Despite this brush with death, the mission was a success and Vilane raised $40 000 (R284 140) for the Birth to Twenty Research Programme at Wits University, the Africa Foundation and the SOS Children’s Village in Swaziland.
In 2006 president Mbeki awarded Vilane the Order of Ikhamanga for his outstanding contribution to sport.
On 17 January 2008 Vilane set another record as the first black African to walk from the edges of Antarctica to the South Pole completely unaided. Together with his partner from the second Everest summit, Alex Harris, the two dragged all their food and equipment, weighing 130kg, behind them on sleds over 1 200km for two-and-a-half months.
They walked for at least 20km or 10 hours a day, braving the most vicious winds on the planet and temperatures as chilly as – 40 degrees Celsius.
Vilane describes this as “the toughest, most challenging thing that one can ever endure”, but he says it never pushed him to his edge.
“Physically the South Pole is the toughest thing you can ever do in your life. It requires great endurance, but it never broke me down and it still didn’t push me to my physical limits.”
He dedicated this trek to the children of South Africa and raised enough money for NGO Lifeline Energy to provide 300 wind-up and solar-powered radios to households headed by children in Mpumalanga.
According to the organisation, South Africa has an estimated 1-million child-headed households – mainly due to the heavy toll HIV/Aids has taken on the country’s adult population.
The radios are being used to bring vital information and education to these orphans, who often cannot attend school or afford batteries or electricity to power such devices. The audio programmes teach children how to grow small garden plots to feed themselves, take care of small livestock and prevent diseases like malaria and HIV/Aids.
“The future entirely depends on the education of children – their access to information to broaden their thinking and understanding of the ever-changing and challenging world,” Vilane says.
Protecting the vulnerable
These days Vilane is the programmes coordinator at a private game reserve in Limpopo province and is heavily involved in a rhino-protection programme there – a vital job considering the recent spate of poachings across the country and elsewhere on the continent.
The father of four is also a patron of the Endangered Wildlife Trust’s Conservation Leadership Group.
In 2010, 333 rhinos were killed illegally in South Africa – a 173% increase from the previous year, according to figures released by the World Wide Fund for Nature.
This year hasn’t been much better: 21 have been taken out so far.
Growing demand for rhino horn in Asia is largely to blame for the unprecedented spike in killings. Despite there being no scientific backing for the claims, rhino horn supposedly helps cure cancer and increases virility.
A recent article published on the African Conservation Foundation’s website says a burgeoning Chinese presence in Africa – driven by the need to secure vital resources for that country’s rapid economic expansion – is exacerbating the problem.
When Vilane’s not out in the bush, he gives motivational talks around the country and keeps active by running laps around his property. Because he lives in the middle of the reserve, it’s not safe for him to exercise beyond the fenced-in area.

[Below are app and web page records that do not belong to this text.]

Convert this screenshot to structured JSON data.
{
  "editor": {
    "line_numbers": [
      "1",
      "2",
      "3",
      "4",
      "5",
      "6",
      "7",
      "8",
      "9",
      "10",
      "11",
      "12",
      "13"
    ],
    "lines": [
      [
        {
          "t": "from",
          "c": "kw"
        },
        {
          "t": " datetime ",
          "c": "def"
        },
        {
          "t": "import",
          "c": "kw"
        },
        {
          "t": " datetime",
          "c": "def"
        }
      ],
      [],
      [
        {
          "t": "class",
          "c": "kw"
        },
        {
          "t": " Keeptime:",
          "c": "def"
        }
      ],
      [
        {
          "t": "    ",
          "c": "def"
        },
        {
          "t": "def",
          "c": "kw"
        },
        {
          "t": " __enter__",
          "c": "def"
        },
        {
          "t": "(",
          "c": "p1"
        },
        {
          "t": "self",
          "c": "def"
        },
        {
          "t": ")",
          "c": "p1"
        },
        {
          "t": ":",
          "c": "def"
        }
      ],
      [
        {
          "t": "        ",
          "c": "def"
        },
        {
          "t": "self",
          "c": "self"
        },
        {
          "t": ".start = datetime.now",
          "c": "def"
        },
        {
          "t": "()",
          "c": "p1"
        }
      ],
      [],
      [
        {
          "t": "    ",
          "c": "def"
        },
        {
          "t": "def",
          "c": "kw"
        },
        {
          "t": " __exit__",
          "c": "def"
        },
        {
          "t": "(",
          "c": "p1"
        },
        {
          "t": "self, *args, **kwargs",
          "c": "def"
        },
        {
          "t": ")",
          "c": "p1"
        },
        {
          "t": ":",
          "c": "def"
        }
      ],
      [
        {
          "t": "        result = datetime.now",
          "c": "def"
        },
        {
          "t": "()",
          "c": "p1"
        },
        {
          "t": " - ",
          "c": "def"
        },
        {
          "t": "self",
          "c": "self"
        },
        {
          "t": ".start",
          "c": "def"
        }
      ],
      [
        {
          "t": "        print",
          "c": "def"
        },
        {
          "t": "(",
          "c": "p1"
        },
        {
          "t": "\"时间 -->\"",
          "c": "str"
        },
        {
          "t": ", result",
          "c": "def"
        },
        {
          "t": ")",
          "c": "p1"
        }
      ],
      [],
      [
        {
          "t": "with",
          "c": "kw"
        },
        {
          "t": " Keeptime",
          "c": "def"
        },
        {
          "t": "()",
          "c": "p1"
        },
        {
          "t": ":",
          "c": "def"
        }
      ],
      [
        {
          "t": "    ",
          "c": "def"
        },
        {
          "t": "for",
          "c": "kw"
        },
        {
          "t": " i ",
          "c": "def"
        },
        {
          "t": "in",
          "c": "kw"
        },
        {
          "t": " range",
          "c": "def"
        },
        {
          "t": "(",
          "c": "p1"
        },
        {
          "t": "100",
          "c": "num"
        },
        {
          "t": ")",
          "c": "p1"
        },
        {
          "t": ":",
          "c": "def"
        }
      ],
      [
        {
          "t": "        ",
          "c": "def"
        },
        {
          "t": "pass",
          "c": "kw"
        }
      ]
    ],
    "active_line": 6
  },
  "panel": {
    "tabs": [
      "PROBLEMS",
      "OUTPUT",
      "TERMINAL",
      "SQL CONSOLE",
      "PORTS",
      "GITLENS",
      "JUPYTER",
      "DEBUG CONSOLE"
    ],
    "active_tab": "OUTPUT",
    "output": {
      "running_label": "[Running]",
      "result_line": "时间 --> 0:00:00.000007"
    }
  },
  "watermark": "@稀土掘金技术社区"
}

“It’s not ideal, but it helps keep me fit,” he says. This tenacity and determination will undoubtedly help him succeed in his next mission in Antarctica.
Vilane has also written a book, To the Top from Nowhere, which tells of his journey from modest beginnings to becoming a world-renowned champion mountaineer and adventurer. Gail Jennings, a writer from Cape Town and fellow climber, is the co-author.
This year’s climb up Mount Kilimanjaro with his 18-year-old daughter will be a particularly meaningful one – it will be the first time a family member accompanies him on an expedition.
Married since 1995, Vilane says his wife Nomsa is the “unsung hero of his success”.